▸ EXERCISE BRIEF
When you write the records again, keep every line exactly as it was.

########################################

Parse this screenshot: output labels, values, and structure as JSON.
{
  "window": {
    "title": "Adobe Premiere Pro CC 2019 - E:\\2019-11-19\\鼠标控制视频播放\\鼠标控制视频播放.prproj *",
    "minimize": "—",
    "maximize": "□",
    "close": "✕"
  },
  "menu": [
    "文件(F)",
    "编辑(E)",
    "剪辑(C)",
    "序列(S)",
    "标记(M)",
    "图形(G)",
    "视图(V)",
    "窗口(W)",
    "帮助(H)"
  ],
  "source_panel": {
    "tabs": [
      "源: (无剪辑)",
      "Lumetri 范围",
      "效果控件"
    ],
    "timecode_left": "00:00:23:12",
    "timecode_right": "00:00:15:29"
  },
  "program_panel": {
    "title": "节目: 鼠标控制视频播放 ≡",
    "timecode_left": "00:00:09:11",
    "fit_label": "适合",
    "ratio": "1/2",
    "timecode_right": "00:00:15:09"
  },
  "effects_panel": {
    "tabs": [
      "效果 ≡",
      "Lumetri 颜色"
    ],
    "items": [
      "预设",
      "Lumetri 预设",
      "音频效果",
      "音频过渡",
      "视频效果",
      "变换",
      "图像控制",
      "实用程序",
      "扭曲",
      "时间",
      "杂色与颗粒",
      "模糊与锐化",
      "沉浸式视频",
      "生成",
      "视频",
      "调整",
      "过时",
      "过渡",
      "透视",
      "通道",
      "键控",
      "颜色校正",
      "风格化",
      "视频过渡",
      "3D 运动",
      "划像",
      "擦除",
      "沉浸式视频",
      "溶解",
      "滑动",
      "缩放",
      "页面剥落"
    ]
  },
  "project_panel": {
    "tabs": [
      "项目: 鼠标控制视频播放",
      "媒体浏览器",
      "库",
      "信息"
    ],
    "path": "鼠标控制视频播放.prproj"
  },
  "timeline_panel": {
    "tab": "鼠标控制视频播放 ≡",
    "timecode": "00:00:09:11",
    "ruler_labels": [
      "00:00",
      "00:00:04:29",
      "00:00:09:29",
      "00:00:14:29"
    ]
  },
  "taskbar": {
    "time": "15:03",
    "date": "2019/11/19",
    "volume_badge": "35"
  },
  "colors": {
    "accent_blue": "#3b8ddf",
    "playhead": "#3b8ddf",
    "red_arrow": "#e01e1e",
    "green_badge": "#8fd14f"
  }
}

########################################

▸ ANSWER FOR THE TASK
Parse this screenshot: output labels, values, and structure as JSON.
{
  "window": {
    "title": "Adobe Premiere Pro CC 2019 - E:\\2019-11-19\\鼠标控制视频播放\\鼠标控制视频播放.prproj *",
    "minimize": "—",
    "maximize": "□",
    "close": "✕"
  },
  "menu": [
    "文件(F)",
    "编辑(E)",
    "剪辑(C)",
    "序列(S)",
    "标记(M)",
    "图形(G)",
    "视图(V)",
    "窗口(W)",
    "帮助(H)"
  ],
  "source_panel": {
    "tabs": [
      "源: (无剪辑)",
      "Lumetri 范围",
      "效果控件"
    ],
    "timecode_left": "00:00:23:12",
    "timecode_right": "00:00:15:29"
  },
  "program_panel": {
    "title": "节目: 鼠标控制视频播放 ≡",
    "timecode_left": "00:00:09:11",
    "fit_label": "适合",
    "ratio": "1/2",
    "timecode_right": "00:00:15:09"
  },
  "effects_panel": {
    "tabs": [
      "效果 ≡",
      "Lumetri 颜色"
    ],
    "items": [
      "预设",
      "Lumetri 预设",
      "音频效果",
      "音频过渡",
      "视频效果",
      "变换",
      "图像控制",
      "实用程序",
      "扭曲",
      "时间",
      "杂色与颗粒",
      "模糊与锐化",
      "沉浸式视频",
      "生成",
      "视频",
      "调整",
      "过时",
      "过渡",
      "透视",
      "通道",
      "键控",
      "颜色校正",
      "风格化",
      "视频过渡",
      "3D 运动",
      "划像",
      "擦除",
      "沉浸式视频",
      "溶解",
      "滑动",
      "缩放",
      "页面剥落"
    ]
  },
  "project_panel": {
    "tabs": [
      "项目: 鼠标控制视频播放",
      "媒体浏览器",
      "库",
      "信息"
    ],
    "path": "鼠标控制视频播放.prproj"
  },
  "timeline_panel": {
    "tab": "鼠标控制视频播放 ≡",
    "timecode": "00:00:09:11",
    "ruler_labels": [
      "00:00",
      "00:00:04:29",
      "00:00:09:29",
      "00:00:14:29"
    ]
  },
  "taskbar": {
    "time": "15:03",
    "date": "2019/11/19",
    "volume_badge": "35"
  },
  "colors": {
    "accent_blue": "#3b8ddf",
    "playhead": "#3b8ddf",
    "red_arrow": "#e01e1e",
    "green_badge": "#8fd14f"
  }
}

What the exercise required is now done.